Kenneth Murray CA is Head of Forensic Accountancy at Police Scotland, which he joined in 2013 after roles with Scottish Crime and Drug Enforcement Agency and, before that, ICAS as Assistant Director, Legal Services. He believes investigations into economic crime have become more important to both law enforcement and society as a whole, with forensic accountants a key component. “Organised crime is increasingly involved in economic crime, which has implications for the way society and business need to be protected. Traditionally, this has been a weakness, but things have changed since I came into law enforcement, particularly in terms of the capabilities of financial investigators and the support economic crime has,” he says.
An inquisitive mind is key. There’s a lot in seeing the big picture, but also having a really close attention to detail.
Murray’s role is twofold. First, he provides advice to investigation teams who need access to a qualified chartered accountant. Secondly, he acts as a professional witness, providing court reports that make financial evidence understandable to juries. Preparation and the ability to communicate complex data succinctly is vital, with Murray often testifying in court over several days.
“You have to be able to handle yourself in a witness box,” he says. “You have to have the attitude that you’re going to be taken apart. If you’re properly prepared, you’re confident you can convey evidence and handle yourself in the face of aggressive cross-examination.”

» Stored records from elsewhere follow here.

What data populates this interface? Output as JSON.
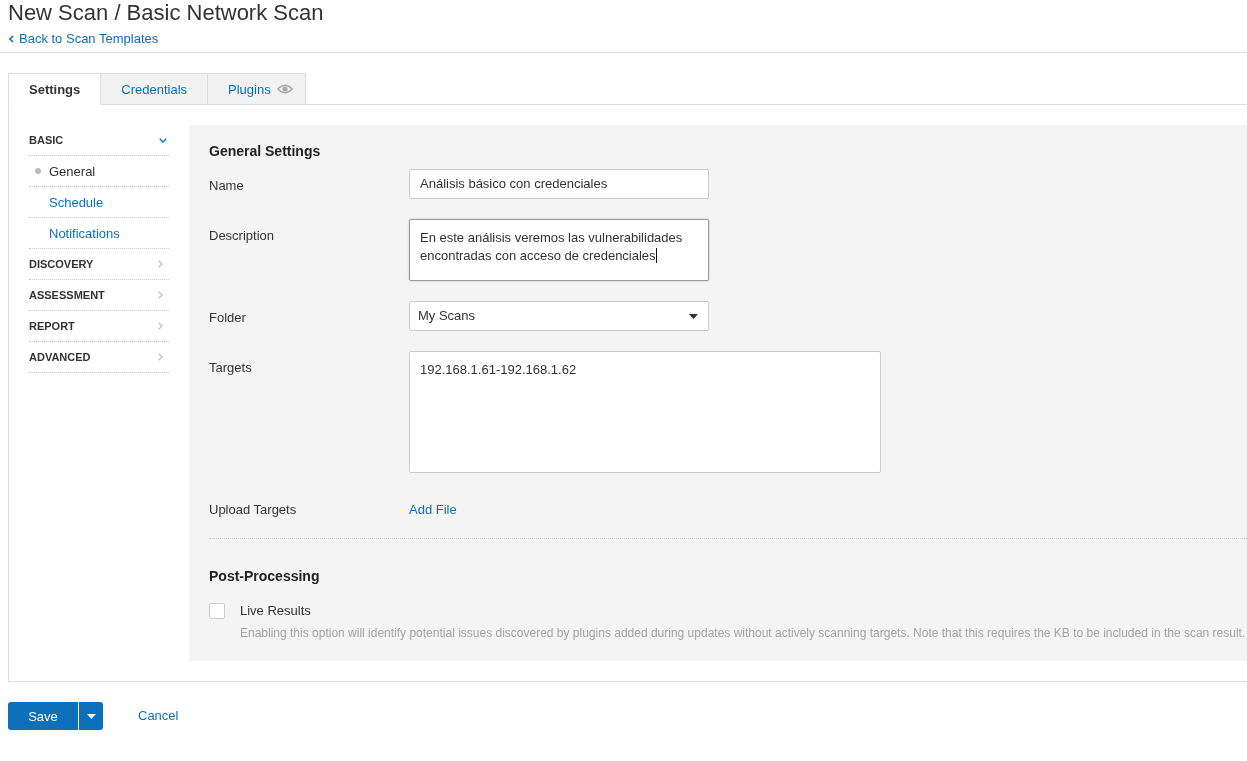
{
  "page": {
    "title": "New Scan / Basic Network Scan",
    "back_link": "Back to Scan Templates"
  },
  "tabs": [
    {
      "label": "Settings",
      "selected": true,
      "kind": "plain"
    },
    {
      "label": "Credentials",
      "selected": false,
      "kind": "plain"
    },
    {
      "label": "Plugins",
      "selected": false,
      "kind": "badged"
    }
  ],
  "sidebar": {
    "sections": [
      {
        "label": "BASIC",
        "expanded": true,
        "items": [
          {
            "label": "General",
            "selected": true
          },
          {
            "label": "Schedule",
            "selected": false
          },
          {
            "label": "Notifications",
            "selected": false
          }
        ]
      },
      {
        "label": "DISCOVERY",
        "expanded": false
      },
      {
        "label": "ASSESSMENT",
        "expanded": false
      },
      {
        "label": "REPORT",
        "expanded": false
      },
      {
        "label": "ADVANCED",
        "expanded": false
      }
    ]
  },
  "general_settings": {
    "title": "General Settings",
    "fields": [
      {
        "kind": "text",
        "label": "Name",
        "value": "Análisis básico con credenciales",
        "focused": false
      },
      {
        "kind": "textarea",
        "label": "Description",
        "value": "En este análisis veremos las vulnerabilidades encontradas con acceso de credenciales",
        "focused": true
      },
      {
        "kind": "select",
        "label": "Folder",
        "value": "My Scans",
        "focused": false
      },
      {
        "kind": "textblock",
        "label": "Targets",
        "value": "192.168.1.61-192.168.1.62",
        "focused": false
      },
      {
        "kind": "link",
        "label": "Upload Targets",
        "value": "Add File",
        "focused": false
      }
    ]
  },
  "post_processing": {
    "title": "Post-Processing",
    "options": [
      {
        "label": "Live Results",
        "checked": false,
        "description": "Enabling this option will identify potential issues discovered by plugins added during updates without actively scanning targets. Note that this requires the KB to be included in the scan result."
      }
    ]
  },
  "footer": {
    "save": "Save",
    "cancel": "Cancel"
  }
}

Like Spowart, Murray believes a mix of creative thinking and strong attention to detail is vital. As someone recently diagnosed with ADHD, he says he has found his calling in his current role. “I qualified at Arthur Andersen in 1986 and I remember doing a psychometric test,” he says. “My score was very strong on the creative side and less so on the analytical, which isn’t typical for finance. Forensic accountancy offers a place in finance for people who are not neurotypical. You need to be analytical, but also able to visualise the crime. My condition is well suited to that.”
What does this veteran of the sector think of forensic accountancy’s future? “The next 10 years will see more identification of it as a separate discipline and it will become more of an offering from big firms,” he says. “It’s an attractive career path. Forensic accountants can make tangible differences. We can help the organisations we work for face the challenges of our fast-changing world.”